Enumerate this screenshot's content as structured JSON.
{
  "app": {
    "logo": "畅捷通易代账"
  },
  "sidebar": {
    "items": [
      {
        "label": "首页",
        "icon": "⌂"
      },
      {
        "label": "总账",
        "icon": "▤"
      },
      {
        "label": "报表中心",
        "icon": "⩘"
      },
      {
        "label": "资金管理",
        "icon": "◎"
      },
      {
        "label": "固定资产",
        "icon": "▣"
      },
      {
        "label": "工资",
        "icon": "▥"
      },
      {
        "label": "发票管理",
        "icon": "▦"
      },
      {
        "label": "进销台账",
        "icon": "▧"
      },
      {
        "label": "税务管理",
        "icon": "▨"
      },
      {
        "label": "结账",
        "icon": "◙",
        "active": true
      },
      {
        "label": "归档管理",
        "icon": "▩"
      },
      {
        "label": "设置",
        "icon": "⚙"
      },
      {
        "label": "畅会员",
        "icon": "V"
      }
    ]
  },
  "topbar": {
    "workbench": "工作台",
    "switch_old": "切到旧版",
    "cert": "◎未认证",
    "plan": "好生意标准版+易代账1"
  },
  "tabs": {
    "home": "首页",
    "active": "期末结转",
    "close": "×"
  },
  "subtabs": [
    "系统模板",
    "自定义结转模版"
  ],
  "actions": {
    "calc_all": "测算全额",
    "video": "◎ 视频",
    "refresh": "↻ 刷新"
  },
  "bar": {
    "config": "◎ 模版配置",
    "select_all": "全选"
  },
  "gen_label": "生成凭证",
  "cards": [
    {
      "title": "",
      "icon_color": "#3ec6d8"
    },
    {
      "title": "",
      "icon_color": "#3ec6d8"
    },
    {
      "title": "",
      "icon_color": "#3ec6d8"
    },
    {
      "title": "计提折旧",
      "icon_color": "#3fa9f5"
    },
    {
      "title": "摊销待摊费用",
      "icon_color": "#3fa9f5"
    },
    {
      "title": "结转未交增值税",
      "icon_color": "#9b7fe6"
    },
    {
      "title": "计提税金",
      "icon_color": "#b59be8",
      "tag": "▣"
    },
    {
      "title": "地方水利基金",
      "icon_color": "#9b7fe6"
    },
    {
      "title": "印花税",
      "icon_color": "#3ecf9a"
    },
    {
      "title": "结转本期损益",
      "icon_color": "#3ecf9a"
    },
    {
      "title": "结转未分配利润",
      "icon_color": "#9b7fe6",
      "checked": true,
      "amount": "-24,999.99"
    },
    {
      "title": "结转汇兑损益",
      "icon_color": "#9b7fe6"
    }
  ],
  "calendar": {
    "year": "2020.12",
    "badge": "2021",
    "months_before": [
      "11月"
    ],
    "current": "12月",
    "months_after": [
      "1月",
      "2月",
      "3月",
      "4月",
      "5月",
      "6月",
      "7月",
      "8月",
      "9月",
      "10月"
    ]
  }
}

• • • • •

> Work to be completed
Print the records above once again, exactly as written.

> Output
Enumerate this screenshot's content as structured JSON.
{
  "app": {
    "logo": "畅捷通易代账"
  },
  "sidebar": {
    "items": [
      {
        "label": "首页",
        "icon": "⌂"
      },
      {
        "label": "总账",
        "icon": "▤"
      },
      {
        "label": "报表中心",
        "icon": "⩘"
      },
      {
        "label": "资金管理",
        "icon": "◎"
      },
      {
        "label": "固定资产",
        "icon": "▣"
      },
      {
        "label": "工资",
        "icon": "▥"
      },
      {
        "label": "发票管理",
        "icon": "▦"
      },
      {
        "label": "进销台账",
        "icon": "▧"
      },
      {
        "label": "税务管理",
        "icon": "▨"
      },
      {
        "label": "结账",
        "icon": "◙",
        "active": true
      },
      {
        "label": "归档管理",
        "icon": "▩"
      },
      {
        "label": "设置",
        "icon": "⚙"
      },
      {
        "label": "畅会员",
        "icon": "V"
      }
    ]
  },
  "topbar": {
    "workbench": "工作台",
    "switch_old": "切到旧版",
    "cert": "◎未认证",
    "plan": "好生意标准版+易代账1"
  },
  "tabs": {
    "home": "首页",
    "active": "期末结转",
    "close": "×"
  },
  "subtabs": [
    "系统模板",
    "自定义结转模版"
  ],
  "actions": {
    "calc_all": "测算全额",
    "video": "◎ 视频",
    "refresh": "↻ 刷新"
  },
  "bar": {
    "config": "◎ 模版配置",
    "select_all": "全选"
  },
  "gen_label": "生成凭证",
  "cards": [
    {
      "title": "",
      "icon_color": "#3ec6d8"
    },
    {
      "title": "",
      "icon_color": "#3ec6d8"
    },
    {
      "title": "",
      "icon_color": "#3ec6d8"
    },
    {
      "title": "计提折旧",
      "icon_color": "#3fa9f5"
    },
    {
      "title": "摊销待摊费用",
      "icon_color": "#3fa9f5"
    },
    {
      "title": "结转未交增值税",
      "icon_color": "#9b7fe6"
    },
    {
      "title": "计提税金",
      "icon_color": "#b59be8",
      "tag": "▣"
    },
    {
      "title": "地方水利基金",
      "icon_color": "#9b7fe6"
    },
    {
      "title": "印花税",
      "icon_color": "#3ecf9a"
    },
    {
      "title": "结转本期损益",
      "icon_color": "#3ecf9a"
    },
    {
      "title": "结转未分配利润",
      "icon_color": "#9b7fe6",
      "checked": true,
      "amount": "-24,999.99"
    },
    {
      "title": "结转汇兑损益",
      "icon_color": "#9b7fe6"
    }
  ],
  "calendar": {
    "year": "2020.12",
    "badge": "2021",
    "months_before": [
      "11月"
    ],
    "current": "12月",
    "months_after": [
      "1月",
      "2月",
      "3月",
      "4月",
      "5月",
      "6月",
      "7月",
      "8月",
      "9月",
      "10月"
    ]
  }
}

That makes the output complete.